The Met Collection API is where all makers, creators, researchers, and dreamers can now connect to the most up-to-date data and images for more than 470,000 artworks in The Met collection. As part of The Met’s Open Access program, the data is available for unrestricted commercial and noncommercial use without permission or fee.

Bath Scraper | The Metropolitan Museum of Art

The Met Collection API is where all makers, creators, researchers, and dreamers can now connect to the most up-to-date data and images for more than 470,000 artworks in The Met collection. As part of The Met’s Open Access program, the data is available for unrestricted commercial and noncommercial use without permission or fee.

Stamp seal | Iran | Iron Age I | The Metropolitan Museum of Art

Frye, Richard N., ed. 1973. Sasanian Remains from Qasr-i Abu Nasr: Seals, Sealings, and Coins. Harvard Iranian Series I. Cambridge, Mass.: Harvard University Press, no. 27, p. 40. Whitcomb, Donald S. 1985. Before the Roses and Nightingales: Excavations at Qasr-i Abu Nasr, Old Shiraz, New York: The Metropolitan Museum of Art, p.

Sealing with inscribed stamp seal impressions | Sasanian | Sasanian | The Metropolitan Museum of Art

Frye, Richard N., ed. 1973. Sasanian Remains from Qasr-i Abu Nasr: Seals, Sealings, and Coins. Harvard Iranian Series, I. Cambridge, Mass.: Harvard University Press, p. 88. Gignoux, Philippe. 1985. “Les Bulles Sasanides de Qasr-i Abu Nasr (Collection du Metropolitan Museum of Art).” Papers in honour of Professor Mary Boyce, Acta Iranica 24, Deuxième Série, Vol.
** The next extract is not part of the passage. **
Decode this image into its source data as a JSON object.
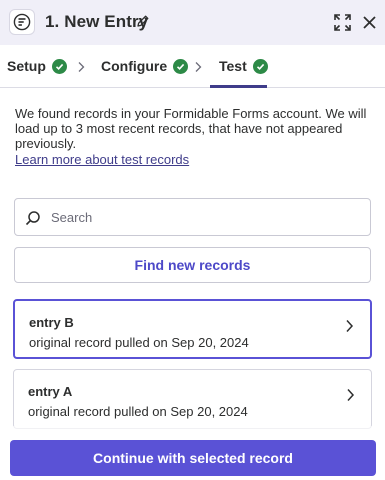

Bulla with stamp seal impression

Bulla with stamp seal impression Near Eastern, Iranian, Persian Dimensions Height x diameter: 2.5 x 2.8 cm (1 x 1 1/8 in.) Credit Line Morris and Louise Rosenthal Fund Description Clay bulla with impression of a stamp seal depicting the Persian king spearing a Greek hoplite.

Stamp seal | Sasanian | Sasanian | The Metropolitan Museum of Art

Frye, Richard N., ed. 1973. Sasanian Remains from Qasr-i Abu Nasr: Seals, Sealings, and Coins. Harvard Iranian Series I. Cambridge, Mass.: Harvard University Press, no. 14, p. 39, pl. IV. Brunner, Christopher J. 1978. Sasanian Stamp Seals in the Metropolitan Museum of Art. New York: The Metropolitan Museum of Art, no.

Bath Scraper | The Metropolitan Museum of Art

The Met Collection API is where all makers, creators, researchers, and dreamers can now connect to the most up-to-date data and images for more than 470,000 artworks in The Met collection. As part of The Met’s Open Access program, the data is available for unrestricted commercial and noncommercial use without permission or fee.